* Work to complete *
Search the listing below for the word "Coaching" and return each line that contains it.
Start of Records provided
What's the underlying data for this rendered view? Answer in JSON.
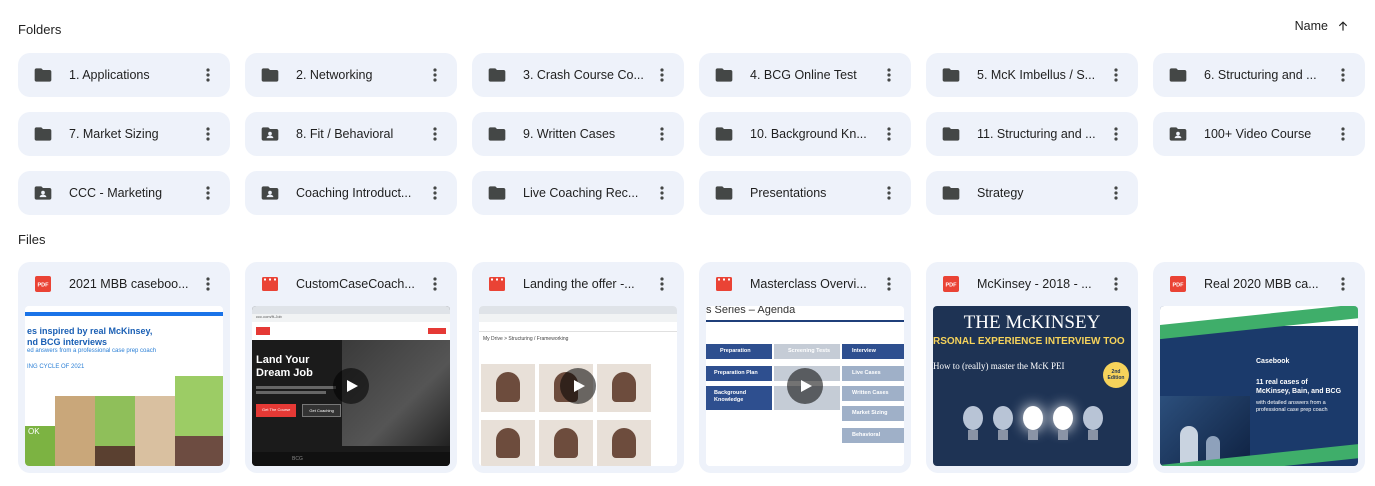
{
  "folders_title": "Folders",
  "files_title": "Files",
  "sort": {
    "label": "Name",
    "icon": "arrow-up-icon"
  },
  "folders": [
    {
      "name": "1. Applications",
      "icon": "folder"
    },
    {
      "name": "2. Networking",
      "icon": "folder"
    },
    {
      "name": "3. Crash Course Co...",
      "icon": "folder"
    },
    {
      "name": "4. BCG Online Test",
      "icon": "folder"
    },
    {
      "name": "5. McK Imbellus / S...",
      "icon": "folder"
    },
    {
      "name": "6. Structuring and ...",
      "icon": "folder"
    },
    {
      "name": "7. Market Sizing",
      "icon": "folder"
    },
    {
      "name": "8. Fit / Behavioral",
      "icon": "shared-folder"
    },
    {
      "name": "9. Written Cases",
      "icon": "folder"
    },
    {
      "name": "10. Background Kn...",
      "icon": "folder"
    },
    {
      "name": "11. Structuring and ...",
      "icon": "folder"
    },
    {
      "name": "100+ Video Course",
      "icon": "shared-folder"
    },
    {
      "name": "CCC - Marketing",
      "icon": "shared-folder"
    },
    {
      "name": "Coaching Introduct...",
      "icon": "shared-folder"
    },
    {
      "name": "Live Coaching Rec...",
      "icon": "folder"
    },
    {
      "name": "Presentations",
      "icon": "folder"
    },
    {
      "name": "Strategy",
      "icon": "folder"
    }
  ],
  "files": [
    {
      "name": "2021 MBB caseboo...",
      "type": "pdf",
      "thumb": {
        "kind": "casebook",
        "line1": "es inspired by real McKinsey,",
        "line2": "nd BCG interviews",
        "line3": "ed answers from a professional case prep coach",
        "line4": "ING CYCLE OF 2021",
        "badge": "OK"
      }
    },
    {
      "name": "CustomCaseCoach...",
      "type": "video",
      "thumb": {
        "kind": "website",
        "headline1": "Land Your",
        "headline2": "Dream Job",
        "url": "ccc.com/ft-Job",
        "btn1": "Get The Course",
        "btn2": "Get Coaching",
        "logo": "BCG"
      }
    },
    {
      "name": "Landing the offer -...",
      "type": "video",
      "thumb": {
        "kind": "drive",
        "path": "My Drive > Structuring / Frameworking"
      }
    },
    {
      "name": "Masterclass Overvi...",
      "type": "video",
      "thumb": {
        "kind": "agenda",
        "title": "s Series – Agenda",
        "left": [
          "Preparation",
          "Preparation Plan",
          "Background Knowledge"
        ],
        "mid": [
          "Screening Tests",
          "",
          ""
        ],
        "right": [
          "Interview",
          "Live Cases",
          "Written Cases",
          "Market Sizing",
          "Behavioral"
        ]
      }
    },
    {
      "name": "McKinsey - 2018 - ...",
      "type": "pdf",
      "thumb": {
        "kind": "book",
        "title": "THE McKINSEY",
        "subtitle": "RSONAL EXPERIENCE INTERVIEW TOO",
        "tagline": "How to (really) master the McK PEI",
        "edition": "2nd Edition"
      }
    },
    {
      "name": "Real 2020 MBB ca...",
      "type": "pdf",
      "thumb": {
        "kind": "casebook2",
        "label": "Casebook",
        "line1": "11 real cases of",
        "line2": "McKinsey, Bain, and BCG",
        "line3": "with detailed answers from a",
        "line4": "professional case prep coach"
      }
    }
  ],
  "colors": {
    "card_bg": "#eef2fa",
    "folder_icon": "#444746",
    "pdf_red": "#ea4335",
    "video_red": "#ea4335",
    "accent_blue": "#1a73e8"
  }
}
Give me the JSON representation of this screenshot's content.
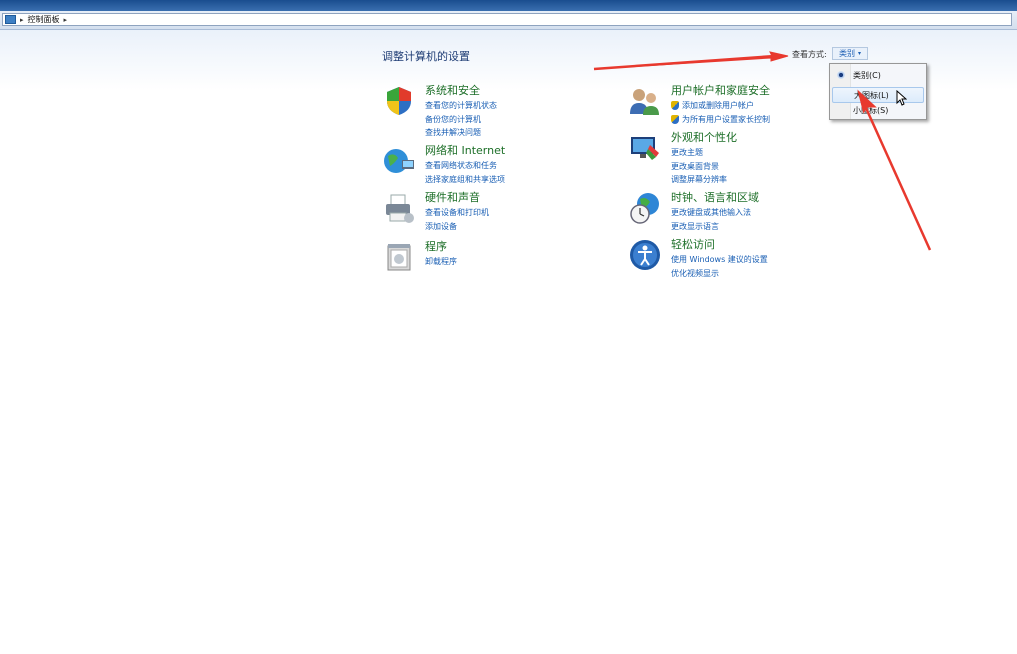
{
  "breadcrumb": {
    "location": "控制面板",
    "sep": "▸"
  },
  "page": {
    "title": "调整计算机的设置"
  },
  "view_by": {
    "label": "查看方式:",
    "value": "类别",
    "caret": "▾"
  },
  "dropdown": {
    "items": [
      {
        "label": "类别(C)",
        "selected": true
      },
      {
        "label": "大图标(L)",
        "selected": false
      },
      {
        "label": "小图标(S)",
        "selected": false
      }
    ]
  },
  "categories": {
    "system_security": {
      "title": "系统和安全",
      "links": [
        "查看您的计算机状态",
        "备份您的计算机",
        "查找并解决问题"
      ],
      "icon": "shield-icon"
    },
    "network": {
      "title": "网络和 Internet",
      "links": [
        "查看网络状态和任务",
        "选择家庭组和共享选项"
      ],
      "icon": "network-globe-icon"
    },
    "hardware": {
      "title": "硬件和声音",
      "links": [
        "查看设备和打印机",
        "添加设备"
      ],
      "icon": "printer-icon"
    },
    "programs": {
      "title": "程序",
      "links": [
        "卸载程序"
      ],
      "icon": "programs-icon"
    },
    "user_accounts": {
      "title": "用户帐户和家庭安全",
      "links": [
        "添加或删除用户帐户",
        "为所有用户设置家长控制"
      ],
      "icon": "users-icon"
    },
    "appearance": {
      "title": "外观和个性化",
      "links": [
        "更改主题",
        "更改桌面背景",
        "调整屏幕分辨率"
      ],
      "icon": "monitor-icon"
    },
    "clock": {
      "title": "时钟、语言和区域",
      "links": [
        "更改键盘或其他输入法",
        "更改显示语言"
      ],
      "icon": "globe-clock-icon"
    },
    "ease": {
      "title": "轻松访问",
      "links": [
        "使用 Windows 建议的设置",
        "优化视频显示"
      ],
      "icon": "ease-of-access-icon"
    }
  },
  "colors": {
    "category_title": "#1c6e27",
    "link": "#1a5fb4",
    "annotation_arrow": "#e8392e"
  }
}
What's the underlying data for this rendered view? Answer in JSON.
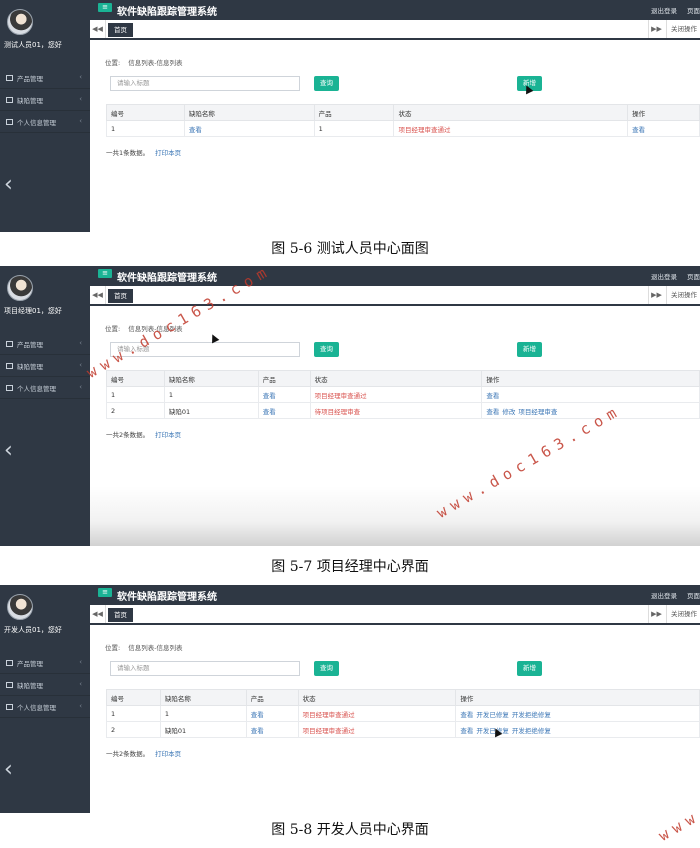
{
  "system_title": "软件缺陷跟踪管理系统",
  "top_actions": {
    "logout": "退出登录",
    "page": "页面"
  },
  "tabs": {
    "home": "首页",
    "close_ops": "关闭操作",
    "prev": "◀◀",
    "next": "▶▶"
  },
  "menu": [
    "产品管理",
    "缺陷管理",
    "个人信息管理"
  ],
  "breadcrumb": {
    "label": "位置:",
    "path": "信息列表-信息列表"
  },
  "search": {
    "placeholder": "请输入标题",
    "button": "查询"
  },
  "add_button": "新增",
  "print_link": "打印本页",
  "columns": [
    "编号",
    "缺陷名称",
    "产品",
    "状态",
    "操作"
  ],
  "panels": [
    {
      "user": "测试人员01，您好",
      "rows": [
        {
          "id": "1",
          "name": "查看",
          "product": "1",
          "status": "项目经理审查通过",
          "actions": [
            "查看"
          ]
        }
      ],
      "summary": "一共1条数据。",
      "caption": "图 5-6 测试人员中心面图"
    },
    {
      "user": "项目经理01，您好",
      "rows": [
        {
          "id": "1",
          "name": "1",
          "product": "查看",
          "status": "项目经理审查通过",
          "actions": [
            "查看"
          ]
        },
        {
          "id": "2",
          "name": "缺陷01",
          "product": "查看",
          "status": "待项目经理审查",
          "actions": [
            "查看",
            "修改",
            "项目经理审查"
          ]
        }
      ],
      "summary": "一共2条数据。",
      "caption": "图 5-7 项目经理中心界面"
    },
    {
      "user": "开发人员01，您好",
      "rows": [
        {
          "id": "1",
          "name": "1",
          "product": "查看",
          "status": "项目经理审查通过",
          "actions": [
            "查看",
            "开发已修复",
            "开发拒绝修复"
          ]
        },
        {
          "id": "2",
          "name": "缺陷01",
          "product": "查看",
          "status": "项目经理审查通过",
          "actions": [
            "查看",
            "开发已修复",
            "开发拒绝修复"
          ]
        }
      ],
      "summary": "一共2条数据。",
      "caption": "图 5-8 开发人员中心界面"
    }
  ],
  "watermark": "www.doc163.com",
  "colors": {
    "sidebar": "#2f3844",
    "accent": "#1ab394",
    "link": "#3c77b6",
    "status": "#d9534f",
    "watermark": "#c0392b"
  }
}
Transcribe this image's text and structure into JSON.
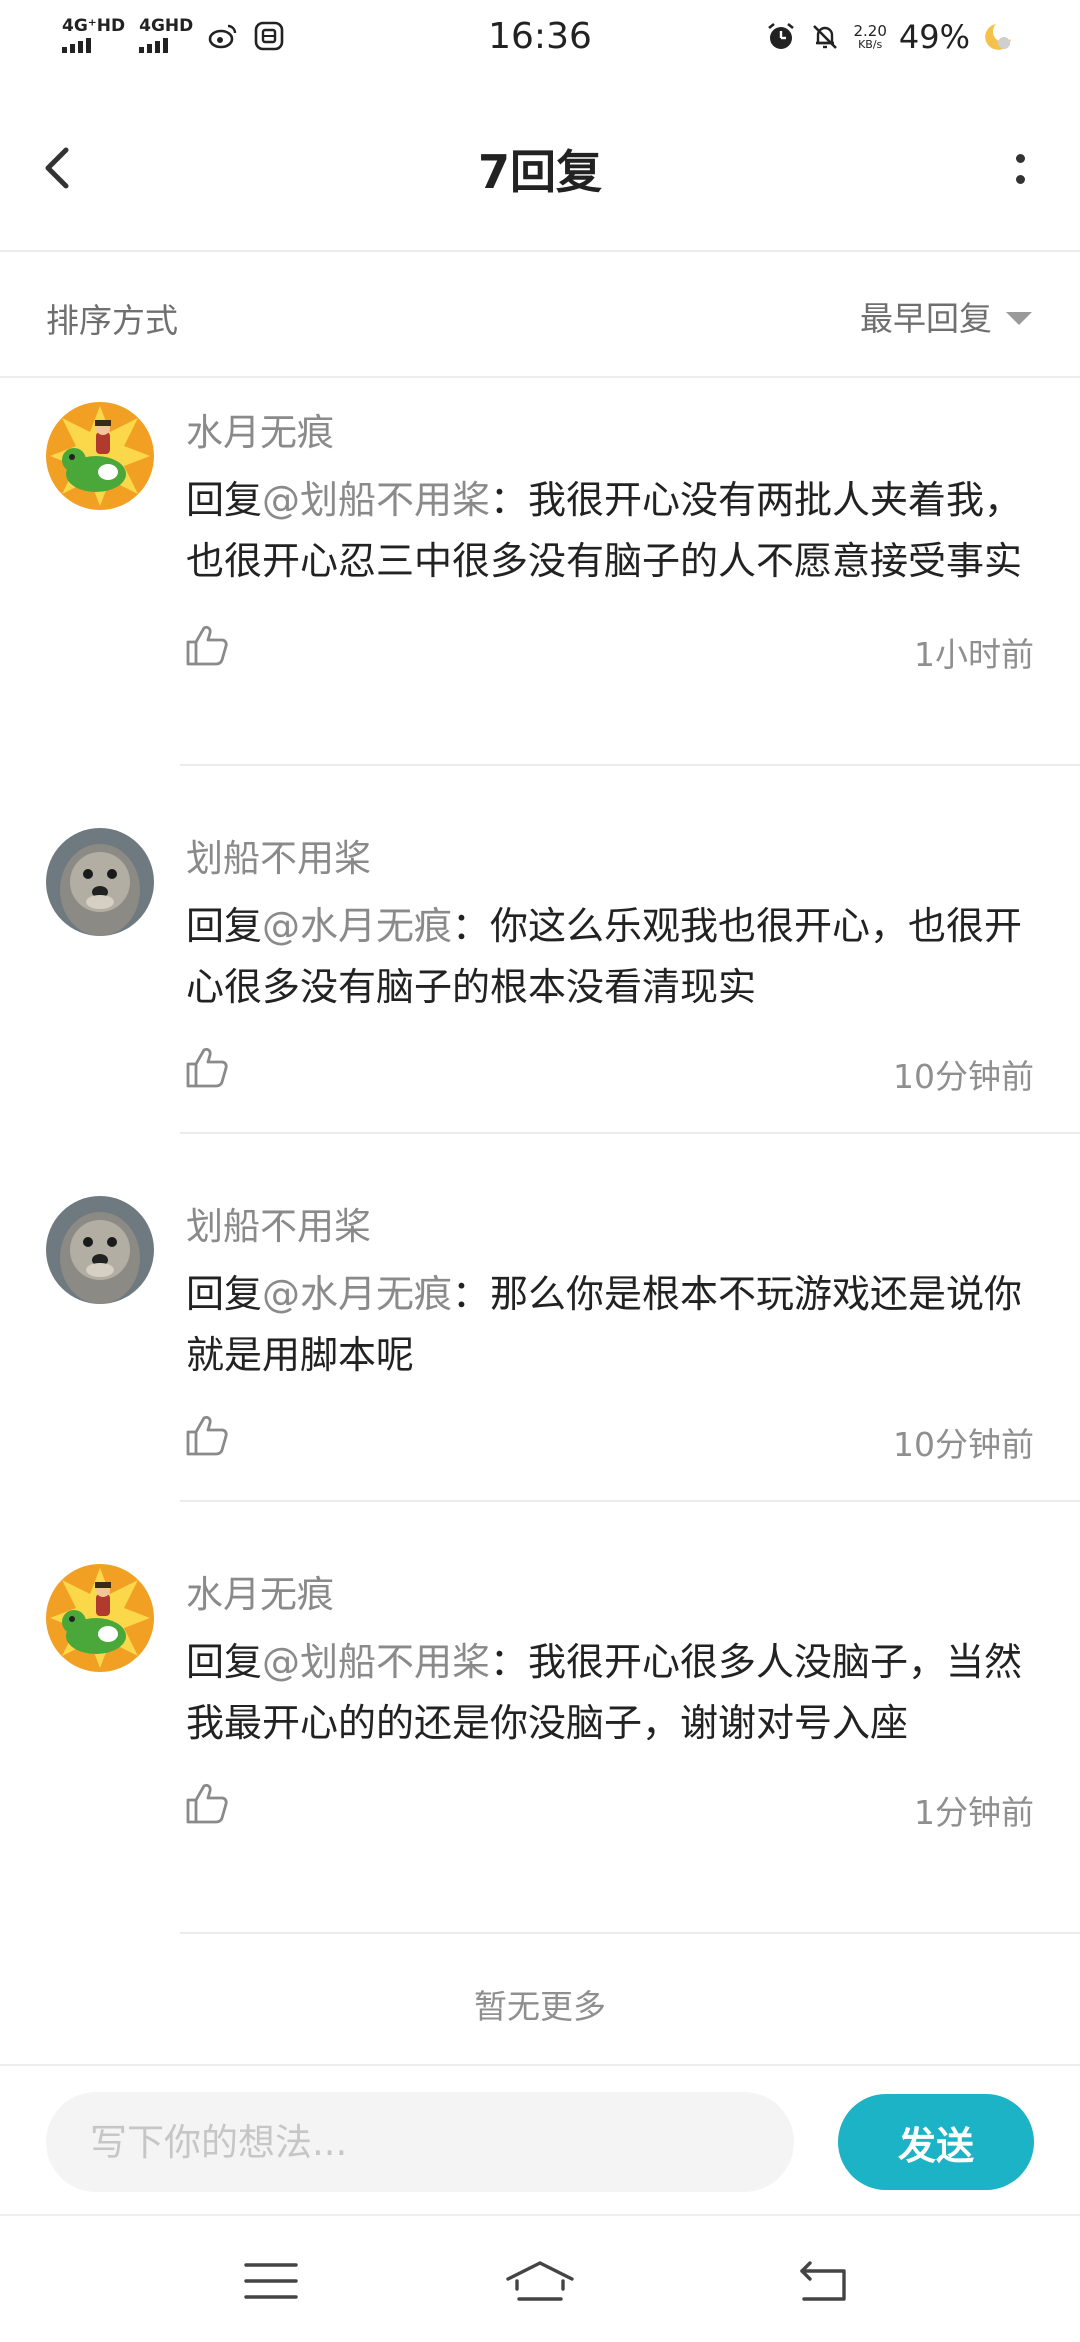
{
  "status_bar": {
    "network1": "4G⁺HD",
    "network2": "4GHD",
    "time": "16:36",
    "speed_value": "2.20",
    "speed_unit": "KB/s",
    "battery": "49%"
  },
  "header": {
    "title": "7回复"
  },
  "sort": {
    "label": "排序方式",
    "selected": "最早回复"
  },
  "replies": [
    {
      "username": "水月无痕",
      "prefix": "回复",
      "mention": "@划船不用桨",
      "text": "：我很开心没有两批人夹着我，也很开心忍三中很多没有脑子的人不愿意接受事实",
      "time": "1小时前",
      "avatar": "yoshi-rider"
    },
    {
      "username": "划船不用桨",
      "prefix": "回复",
      "mention": "@水月无痕",
      "text": "：你这么乐观我也很开心，也很开心很多没有脑子的根本没看清现实",
      "time": "10分钟前",
      "avatar": "otter"
    },
    {
      "username": "划船不用桨",
      "prefix": "回复",
      "mention": "@水月无痕",
      "text": "：那么你是根本不玩游戏还是说你就是用脚本呢",
      "time": "10分钟前",
      "avatar": "otter"
    },
    {
      "username": "水月无痕",
      "prefix": "回复",
      "mention": "@划船不用桨",
      "text": "：我很开心很多人没脑子，当然我最开心的的还是你没脑子，谢谢对号入座",
      "time": "1分钟前",
      "avatar": "yoshi-rider"
    }
  ],
  "no_more": "暂无更多",
  "composer": {
    "placeholder": "写下你的想法...",
    "send_label": "发送",
    "send_color": "#1bb3c5"
  }
}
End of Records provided
* Solution to this problem *
      "name": "Coaching Introduct...",
      "name": "Live Coaching Rec...",
        "btn2": "Get Coaching",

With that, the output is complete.